Published: 30 April 2013


Cloud computing services rely on electricity to power compute-servers, network equipment, cooling systems, and other supporting infrastructure. As such, energy costs are a substantial outgoing to public providers of cloud computing services. On-demand pricing, where consumers are not required to give advance notice of requirements, does not aid the provider in planning future demand, and therefore makes it more difficult to purchase energy at discounted rates. In this paper, we propose an advance pricing mechanism for cloud computing resources based on provision-point contracts, commonly used by deal-of-the-day websites such as Groupon. We show how our Contributory Provision Point (CPP) contracts reward consumers with reduced prices for advance reservations, while allowing providers to make accurate forecasts of energy usage. We show how CPP contracts are risk-free for the provider, guaranteeing to be at least as profitable as on-demand mechanisms where electricity is purchased ad-hoc by the provider. Through a computer simulation, we demonstrate that CPP contracts can be more profitable for the provider compared to a traditional method of hedging electricity futures using a popular forecasting algorithm.

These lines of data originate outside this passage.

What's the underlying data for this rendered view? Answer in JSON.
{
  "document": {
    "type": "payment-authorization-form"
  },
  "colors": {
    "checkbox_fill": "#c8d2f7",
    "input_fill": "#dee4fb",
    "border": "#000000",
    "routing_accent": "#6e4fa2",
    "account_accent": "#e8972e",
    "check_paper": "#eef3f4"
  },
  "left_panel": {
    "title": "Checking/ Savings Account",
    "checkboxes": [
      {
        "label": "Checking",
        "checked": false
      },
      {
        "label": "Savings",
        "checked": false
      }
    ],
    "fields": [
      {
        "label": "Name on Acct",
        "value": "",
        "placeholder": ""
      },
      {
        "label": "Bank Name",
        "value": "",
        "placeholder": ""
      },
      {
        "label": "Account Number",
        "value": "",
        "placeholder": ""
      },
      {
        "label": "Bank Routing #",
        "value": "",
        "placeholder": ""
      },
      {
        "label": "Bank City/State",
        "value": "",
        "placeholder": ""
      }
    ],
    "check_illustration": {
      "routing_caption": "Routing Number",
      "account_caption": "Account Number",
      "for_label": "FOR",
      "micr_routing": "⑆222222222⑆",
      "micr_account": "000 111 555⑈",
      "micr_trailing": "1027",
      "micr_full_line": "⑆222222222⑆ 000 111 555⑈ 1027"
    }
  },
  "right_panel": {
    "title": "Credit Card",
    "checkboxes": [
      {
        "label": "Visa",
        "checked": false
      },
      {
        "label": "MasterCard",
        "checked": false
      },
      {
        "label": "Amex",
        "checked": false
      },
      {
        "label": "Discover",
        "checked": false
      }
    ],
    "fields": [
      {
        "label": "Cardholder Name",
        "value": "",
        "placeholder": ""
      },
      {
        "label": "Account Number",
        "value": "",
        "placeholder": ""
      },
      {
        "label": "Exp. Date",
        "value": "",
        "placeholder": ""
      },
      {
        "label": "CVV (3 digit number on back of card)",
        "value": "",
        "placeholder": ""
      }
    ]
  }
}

Furthermore, we show that CPP contracts encourage consumers to forecast honestly by rewarding them with discounted rates, while remaining profitable for the provider, even when forecasts are not completely accurate.

Utility computing; Market-orientated computing; Assurance contracts; Hedging; Energy futures; Forward contracts; Derivatives